*Description of the task:* For this exercise, repeat each entry exactly as written.

*Provided entries:*
::::::

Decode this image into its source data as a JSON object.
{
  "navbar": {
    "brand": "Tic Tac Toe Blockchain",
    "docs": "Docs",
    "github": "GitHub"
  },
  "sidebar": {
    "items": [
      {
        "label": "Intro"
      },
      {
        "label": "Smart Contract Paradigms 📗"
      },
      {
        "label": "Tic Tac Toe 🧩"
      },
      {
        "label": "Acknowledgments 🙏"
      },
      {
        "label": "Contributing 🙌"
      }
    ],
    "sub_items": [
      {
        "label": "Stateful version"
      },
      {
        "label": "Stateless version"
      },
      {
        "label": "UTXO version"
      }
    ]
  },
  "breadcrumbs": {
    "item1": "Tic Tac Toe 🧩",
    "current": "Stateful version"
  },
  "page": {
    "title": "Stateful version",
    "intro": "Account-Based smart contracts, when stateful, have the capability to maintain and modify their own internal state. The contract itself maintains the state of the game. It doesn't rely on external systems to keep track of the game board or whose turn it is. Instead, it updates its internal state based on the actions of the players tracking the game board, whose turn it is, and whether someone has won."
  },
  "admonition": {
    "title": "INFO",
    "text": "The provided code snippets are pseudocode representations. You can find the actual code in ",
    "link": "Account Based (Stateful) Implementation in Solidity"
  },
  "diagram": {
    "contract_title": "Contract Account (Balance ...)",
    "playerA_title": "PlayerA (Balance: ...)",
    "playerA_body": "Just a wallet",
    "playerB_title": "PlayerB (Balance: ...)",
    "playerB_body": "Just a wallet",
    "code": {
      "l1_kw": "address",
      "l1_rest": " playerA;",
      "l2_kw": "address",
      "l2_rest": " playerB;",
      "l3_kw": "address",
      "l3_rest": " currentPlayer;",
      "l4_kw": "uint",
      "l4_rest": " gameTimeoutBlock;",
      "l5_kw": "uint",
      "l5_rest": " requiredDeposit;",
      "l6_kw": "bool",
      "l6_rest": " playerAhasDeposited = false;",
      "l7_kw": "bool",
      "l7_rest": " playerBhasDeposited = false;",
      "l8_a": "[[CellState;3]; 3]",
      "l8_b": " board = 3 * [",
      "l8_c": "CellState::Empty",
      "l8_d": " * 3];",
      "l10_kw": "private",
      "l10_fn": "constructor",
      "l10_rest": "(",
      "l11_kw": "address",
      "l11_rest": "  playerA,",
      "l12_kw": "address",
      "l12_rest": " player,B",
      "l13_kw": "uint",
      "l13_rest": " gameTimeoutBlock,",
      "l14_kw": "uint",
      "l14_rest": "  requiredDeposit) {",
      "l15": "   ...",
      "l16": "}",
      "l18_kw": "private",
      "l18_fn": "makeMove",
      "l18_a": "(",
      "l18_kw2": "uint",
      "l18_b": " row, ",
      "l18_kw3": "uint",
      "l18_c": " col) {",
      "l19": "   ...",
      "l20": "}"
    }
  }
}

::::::

*Response for this exercise:*
Decode this image into its source data as a JSON object.
{
  "navbar": {
    "brand": "Tic Tac Toe Blockchain",
    "docs": "Docs",
    "github": "GitHub"
  },
  "sidebar": {
    "items": [
      {
        "label": "Intro"
      },
      {
        "label": "Smart Contract Paradigms 📗"
      },
      {
        "label": "Tic Tac Toe 🧩"
      },
      {
        "label": "Acknowledgments 🙏"
      },
      {
        "label": "Contributing 🙌"
      }
    ],
    "sub_items": [
      {
        "label": "Stateful version"
      },
      {
        "label": "Stateless version"
      },
      {
        "label": "UTXO version"
      }
    ]
  },
  "breadcrumbs": {
    "item1": "Tic Tac Toe 🧩",
    "current": "Stateful version"
  },
  "page": {
    "title": "Stateful version",
    "intro": "Account-Based smart contracts, when stateful, have the capability to maintain and modify their own internal state. The contract itself maintains the state of the game. It doesn't rely on external systems to keep track of the game board or whose turn it is. Instead, it updates its internal state based on the actions of the players tracking the game board, whose turn it is, and whether someone has won."
  },
  "admonition": {
    "title": "INFO",
    "text": "The provided code snippets are pseudocode representations. You can find the actual code in ",
    "link": "Account Based (Stateful) Implementation in Solidity"
  },
  "diagram": {
    "contract_title": "Contract Account (Balance ...)",
    "playerA_title": "PlayerA (Balance: ...)",
    "playerA_body": "Just a wallet",
    "playerB_title": "PlayerB (Balance: ...)",
    "playerB_body": "Just a wallet",
    "code": {
      "l1_kw": "address",
      "l1_rest": " playerA;",
      "l2_kw": "address",
      "l2_rest": " playerB;",
      "l3_kw": "address",
      "l3_rest": " currentPlayer;",
      "l4_kw": "uint",
      "l4_rest": " gameTimeoutBlock;",
      "l5_kw": "uint",
      "l5_rest": " requiredDeposit;",
      "l6_kw": "bool",
      "l6_rest": " playerAhasDeposited = false;",
      "l7_kw": "bool",
      "l7_rest": " playerBhasDeposited = false;",
      "l8_a": "[[CellState;3]; 3]",
      "l8_b": " board = 3 * [",
      "l8_c": "CellState::Empty",
      "l8_d": " * 3];",
      "l10_kw": "private",
      "l10_fn": "constructor",
      "l10_rest": "(",
      "l11_kw": "address",
      "l11_rest": "  playerA,",
      "l12_kw": "address",
      "l12_rest": " player,B",
      "l13_kw": "uint",
      "l13_rest": " gameTimeoutBlock,",
      "l14_kw": "uint",
      "l14_rest": "  requiredDeposit) {",
      "l15": "   ...",
      "l16": "}",
      "l18_kw": "private",
      "l18_fn": "makeMove",
      "l18_a": "(",
      "l18_kw2": "uint",
      "l18_b": " row, ",
      "l18_kw3": "uint",
      "l18_c": " col) {",
      "l19": "   ...",
      "l20": "}"
    }
  }
}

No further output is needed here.